Apn endorses abrams; chapman; dawkins-haigler, noel atlanta progressive news ag gaston funeral home birmingham al


We endorse former State Rep. Stacey Abrams (D-Atlanta) because we believe she is the better choice over former State Rep. Stacey Evans (D-Smyrna) – not because we perceive Abrams to be the ultra-progressive candidate that her campaign has miraculously rebranded her to be.

When we looked back at State House votes by Fulton and DeKalb delegation members that we scored for 2014, 2015, and 2016, we found two votes by Abrams that were concerning: (1) her support for HB 891 that reduced early voting from 45 days to 21 days; and (2) her support for HB 397 that disbanded the State’s now-former Soil and Water Conservation agency.

Rep. Abrams, furthermore, has a strong belief in democratic participation, which is so critical to progressive social change. She led a huge voter registration effort called the New Georgia Project that was the subject of a false attack by Secretary of State Brian Kemp.

It was a tough choice between former State Rep. Dee Dawkins-Haigler (D-Lithonia) and R.J. Hadley, but in the end we felt that Rep. Dawkins-Haigler’s legislative experience, particularly in introducing several bills related to expanding democratic participation in Georgia, demonstrated a level of readiness for the role.

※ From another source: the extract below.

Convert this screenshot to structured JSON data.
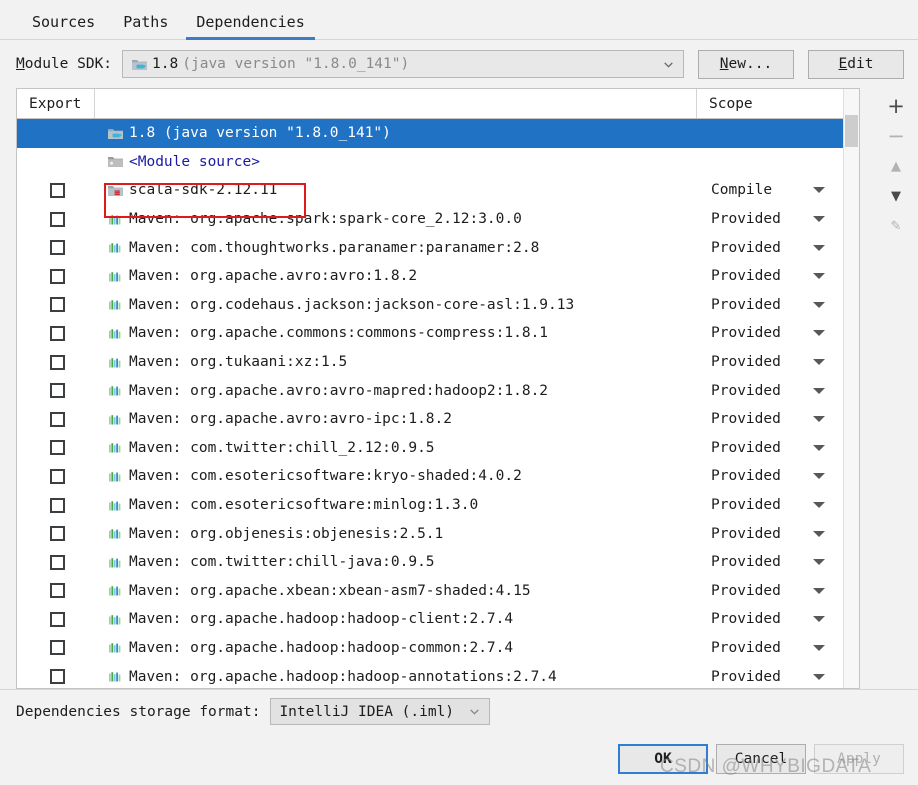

We were pleased with Dawkins-Haigler’s specificity with regard to her position on petition requirements for independent and third party candidates in Georgia: to eliminate them and allow such candidates to pay a simple qualifying fee just like Democratic and Republican candidates. Hadley said he supported ballot access, but was less specific.

Another difference is that Hadley said he would support going back to 45 days of early voting, while Dawkins-Haigler said she believes the current 21 days is sufficient. While we had some concern and discussion about this, we have still decided to endorse Dawkins-Haigler.

To those in PSC races who are against nuclear power and suggesting solar power is the answer for future electricity should stop and think about what they are doing. Electric power sources are rated by capacity factors which is the ratio of number of hours per year of electricity generation divided by the number of hours in a year which is 8760 hours.

Capacity factors for nuclear power plants across the nation are 0.9 or greater. The Vogtle plants will probably run for 80 years and generate electricity for 0.9x80x8770 = 630720 Megawatt-hours per Megawatt of plant size. If the plants costs are $25 billion and each plant is 1100 Megawatts, we have plant cost of $11.4 million per Megawatt. This gives a cost of $11.4 million/630720 = $18 per Megawatt-hour. This 1.8 cents per kilowatt-hour capital cost for the electricity generated over the plant lifetime.

Solar plants in the deserts of CA or AZ have capacity factors of 0.19 where average rainfall is 5 inches per year. Atlanta has 50 inches of rainfall per year and capacity factors are about 0.14. This means solar plants generate about 1300 kilowatt-hours per year per kilowatt. What do you do for electricity when the sun does not shine about three quarters of the time. Solar plants might last 25 years and the plant may generate 30,000 kilowatt-hours over that time period. If the plant costs $3000 per kilowatt, the capital cost of electricity is $0.1 or 10 cents per kilowatt-hour. This is six times more than the nuclear power.